Collection entries

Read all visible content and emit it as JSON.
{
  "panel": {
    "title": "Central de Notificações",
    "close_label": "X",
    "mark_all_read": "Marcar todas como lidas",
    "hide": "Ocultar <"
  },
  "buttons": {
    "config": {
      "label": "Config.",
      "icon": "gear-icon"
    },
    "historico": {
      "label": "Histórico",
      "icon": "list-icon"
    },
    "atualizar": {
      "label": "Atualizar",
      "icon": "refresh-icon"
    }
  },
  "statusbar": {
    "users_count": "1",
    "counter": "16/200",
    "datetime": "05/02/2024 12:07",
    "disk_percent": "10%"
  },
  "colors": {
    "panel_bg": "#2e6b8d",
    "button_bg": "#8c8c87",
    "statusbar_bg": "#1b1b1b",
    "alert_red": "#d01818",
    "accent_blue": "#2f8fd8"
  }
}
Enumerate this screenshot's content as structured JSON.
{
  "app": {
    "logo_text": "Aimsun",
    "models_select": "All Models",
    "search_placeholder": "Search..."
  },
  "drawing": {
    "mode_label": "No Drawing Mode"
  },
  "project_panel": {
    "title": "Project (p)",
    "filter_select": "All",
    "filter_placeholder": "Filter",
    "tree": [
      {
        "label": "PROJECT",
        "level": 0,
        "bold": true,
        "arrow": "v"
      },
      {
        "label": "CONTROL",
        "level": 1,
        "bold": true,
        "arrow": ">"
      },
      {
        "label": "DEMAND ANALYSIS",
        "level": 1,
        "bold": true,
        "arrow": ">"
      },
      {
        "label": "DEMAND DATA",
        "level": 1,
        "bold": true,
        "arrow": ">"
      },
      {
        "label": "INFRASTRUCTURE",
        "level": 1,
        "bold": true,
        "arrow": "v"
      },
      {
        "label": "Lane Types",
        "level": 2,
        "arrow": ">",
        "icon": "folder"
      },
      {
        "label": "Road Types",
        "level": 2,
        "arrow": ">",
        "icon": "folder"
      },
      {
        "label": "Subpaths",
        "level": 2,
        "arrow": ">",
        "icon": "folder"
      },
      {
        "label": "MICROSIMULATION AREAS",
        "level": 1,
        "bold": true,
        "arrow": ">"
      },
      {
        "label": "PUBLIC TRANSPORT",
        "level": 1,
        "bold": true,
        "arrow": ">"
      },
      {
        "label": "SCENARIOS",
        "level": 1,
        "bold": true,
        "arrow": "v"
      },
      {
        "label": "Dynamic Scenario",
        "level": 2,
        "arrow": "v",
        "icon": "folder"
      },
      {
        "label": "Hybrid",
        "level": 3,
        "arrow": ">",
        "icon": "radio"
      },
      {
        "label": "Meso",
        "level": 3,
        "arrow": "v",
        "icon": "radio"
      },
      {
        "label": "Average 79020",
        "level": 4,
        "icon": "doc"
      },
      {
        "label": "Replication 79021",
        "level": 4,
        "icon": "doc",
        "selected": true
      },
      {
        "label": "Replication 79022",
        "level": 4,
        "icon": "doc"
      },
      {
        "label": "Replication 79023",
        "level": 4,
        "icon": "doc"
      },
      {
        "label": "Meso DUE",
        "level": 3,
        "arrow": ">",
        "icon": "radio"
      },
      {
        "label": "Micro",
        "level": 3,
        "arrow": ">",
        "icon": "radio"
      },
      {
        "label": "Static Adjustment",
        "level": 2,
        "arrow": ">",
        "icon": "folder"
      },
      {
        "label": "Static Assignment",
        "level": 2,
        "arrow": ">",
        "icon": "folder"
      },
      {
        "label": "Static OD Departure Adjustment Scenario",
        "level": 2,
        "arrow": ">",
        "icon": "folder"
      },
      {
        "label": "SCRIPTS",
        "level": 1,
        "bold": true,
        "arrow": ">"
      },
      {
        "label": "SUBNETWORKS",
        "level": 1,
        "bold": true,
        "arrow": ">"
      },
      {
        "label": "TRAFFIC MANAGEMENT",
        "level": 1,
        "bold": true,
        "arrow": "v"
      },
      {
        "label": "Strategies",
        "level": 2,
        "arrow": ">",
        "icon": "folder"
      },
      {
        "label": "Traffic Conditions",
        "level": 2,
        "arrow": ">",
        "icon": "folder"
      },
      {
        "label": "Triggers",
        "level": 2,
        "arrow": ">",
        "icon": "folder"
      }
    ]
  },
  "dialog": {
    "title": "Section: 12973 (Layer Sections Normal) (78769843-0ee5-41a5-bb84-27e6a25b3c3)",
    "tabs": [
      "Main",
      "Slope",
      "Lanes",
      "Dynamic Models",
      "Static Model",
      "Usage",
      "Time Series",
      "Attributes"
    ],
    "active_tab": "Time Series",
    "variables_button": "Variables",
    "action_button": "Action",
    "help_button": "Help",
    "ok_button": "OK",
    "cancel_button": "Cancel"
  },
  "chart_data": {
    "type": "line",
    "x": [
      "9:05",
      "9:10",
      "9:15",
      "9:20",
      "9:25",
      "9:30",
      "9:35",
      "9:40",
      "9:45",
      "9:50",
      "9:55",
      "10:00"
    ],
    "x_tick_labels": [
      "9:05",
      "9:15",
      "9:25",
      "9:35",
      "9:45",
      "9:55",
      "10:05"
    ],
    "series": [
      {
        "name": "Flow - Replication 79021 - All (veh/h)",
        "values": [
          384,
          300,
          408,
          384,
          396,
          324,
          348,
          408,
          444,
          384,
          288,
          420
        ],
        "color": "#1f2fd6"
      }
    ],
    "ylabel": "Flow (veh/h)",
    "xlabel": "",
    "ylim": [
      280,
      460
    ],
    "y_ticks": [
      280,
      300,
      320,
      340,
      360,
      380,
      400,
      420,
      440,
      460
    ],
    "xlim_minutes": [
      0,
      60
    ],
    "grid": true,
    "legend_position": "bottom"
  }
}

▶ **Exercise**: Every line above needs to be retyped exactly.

▶ **Problem solution**:
Read all visible content and emit it as JSON.
{
  "panel": {
    "title": "Central de Notificações",
    "close_label": "X",
    "mark_all_read": "Marcar todas como lidas",
    "hide": "Ocultar <"
  },
  "buttons": {
    "config": {
      "label": "Config.",
      "icon": "gear-icon"
    },
    "historico": {
      "label": "Histórico",
      "icon": "list-icon"
    },
    "atualizar": {
      "label": "Atualizar",
      "icon": "refresh-icon"
    }
  },
  "statusbar": {
    "users_count": "1",
    "counter": "16/200",
    "datetime": "05/02/2024 12:07",
    "disk_percent": "10%"
  },
  "colors": {
    "panel_bg": "#2e6b8d",
    "button_bg": "#8c8c87",
    "statusbar_bg": "#1b1b1b",
    "alert_red": "#d01818",
    "accent_blue": "#2f8fd8"
  }
}
Enumerate this screenshot's content as structured JSON.
{
  "app": {
    "logo_text": "Aimsun",
    "models_select": "All Models",
    "search_placeholder": "Search..."
  },
  "drawing": {
    "mode_label": "No Drawing Mode"
  },
  "project_panel": {
    "title": "Project (p)",
    "filter_select": "All",
    "filter_placeholder": "Filter",
    "tree": [
      {
        "label": "PROJECT",
        "level": 0,
        "bold": true,
        "arrow": "v"
      },
      {
        "label": "CONTROL",
        "level": 1,
        "bold": true,
        "arrow": ">"
      },
      {
        "label": "DEMAND ANALYSIS",
        "level": 1,
        "bold": true,
        "arrow": ">"
      },
      {
        "label": "DEMAND DATA",
        "level": 1,
        "bold": true,
        "arrow": ">"
      },
      {
        "label": "INFRASTRUCTURE",
        "level": 1,
        "bold": true,
        "arrow": "v"
      },
      {
        "label": "Lane Types",
        "level": 2,
        "arrow": ">",
        "icon": "folder"
      },
      {
        "label": "Road Types",
        "level": 2,
        "arrow": ">",
        "icon": "folder"
      },
      {
        "label": "Subpaths",
        "level": 2,
        "arrow": ">",
        "icon": "folder"
      },
      {
        "label": "MICROSIMULATION AREAS",
        "level": 1,
        "bold": true,
        "arrow": ">"
      },
      {
        "label": "PUBLIC TRANSPORT",
        "level": 1,
        "bold": true,
        "arrow": ">"
      },
      {
        "label": "SCENARIOS",
        "level": 1,
        "bold": true,
        "arrow": "v"
      },
      {
        "label": "Dynamic Scenario",
        "level": 2,
        "arrow": "v",
        "icon": "folder"
      },
      {
        "label": "Hybrid",
        "level": 3,
        "arrow": ">",
        "icon": "radio"
      },
      {
        "label": "Meso",
        "level": 3,
        "arrow": "v",
        "icon": "radio"
      },
      {
        "label": "Average 79020",
        "level": 4,
        "icon": "doc"
      },
      {
        "label": "Replication 79021",
        "level": 4,
        "icon": "doc",
        "selected": true
      },
      {
        "label": "Replication 79022",
        "level": 4,
        "icon": "doc"
      },
      {
        "label": "Replication 79023",
        "level": 4,
        "icon": "doc"
      },
      {
        "label": "Meso DUE",
        "level": 3,
        "arrow": ">",
        "icon": "radio"
      },
      {
        "label": "Micro",
        "level": 3,
        "arrow": ">",
        "icon": "radio"
      },
      {
        "label": "Static Adjustment",
        "level": 2,
        "arrow": ">",
        "icon": "folder"
      },
      {
        "label": "Static Assignment",
        "level": 2,
        "arrow": ">",
        "icon": "folder"
      },
      {
        "label": "Static OD Departure Adjustment Scenario",
        "level": 2,
        "arrow": ">",
        "icon": "folder"
      },
      {
        "label": "SCRIPTS",
        "level": 1,
        "bold": true,
        "arrow": ">"
      },
      {
        "label": "SUBNETWORKS",
        "level": 1,
        "bold": true,
        "arrow": ">"
      },
      {
        "label": "TRAFFIC MANAGEMENT",
        "level": 1,
        "bold": true,
        "arrow": "v"
      },
      {
        "label": "Strategies",
        "level": 2,
        "arrow": ">",
        "icon": "folder"
      },
      {
        "label": "Traffic Conditions",
        "level": 2,
        "arrow": ">",
        "icon": "folder"
      },
      {
        "label": "Triggers",
        "level": 2,
        "arrow": ">",
        "icon": "folder"
      }
    ]
  },
  "dialog": {
    "title": "Section: 12973 (Layer Sections Normal) (78769843-0ee5-41a5-bb84-27e6a25b3c3)",
    "tabs": [
      "Main",
      "Slope",
      "Lanes",
      "Dynamic Models",
      "Static Model",
      "Usage",
      "Time Series",
      "Attributes"
    ],
    "active_tab": "Time Series",
    "variables_button": "Variables",
    "action_button": "Action",
    "help_button": "Help",
    "ok_button": "OK",
    "cancel_button": "Cancel"
  },
  "chart_data": {
    "type": "line",
    "x": [
      "9:05",
      "9:10",
      "9:15",
      "9:20",
      "9:25",
      "9:30",
      "9:35",
      "9:40",
      "9:45",
      "9:50",
      "9:55",
      "10:00"
    ],
    "x_tick_labels": [
      "9:05",
      "9:15",
      "9:25",
      "9:35",
      "9:45",
      "9:55",
      "10:05"
    ],
    "series": [
      {
        "name": "Flow - Replication 79021 - All (veh/h)",
        "values": [
          384,
          300,
          408,
          384,
          396,
          324,
          348,
          408,
          444,
          384,
          288,
          420
        ],
        "color": "#1f2fd6"
      }
    ],
    "ylabel": "Flow (veh/h)",
    "xlabel": "",
    "ylim": [
      280,
      460
    ],
    "y_ticks": [
      280,
      300,
      320,
      340,
      360,
      380,
      400,
      420,
      440,
      460
    ],
    "xlim_minutes": [
      0,
      60
    ],
    "grid": true,
    "legend_position": "bottom"
  }
}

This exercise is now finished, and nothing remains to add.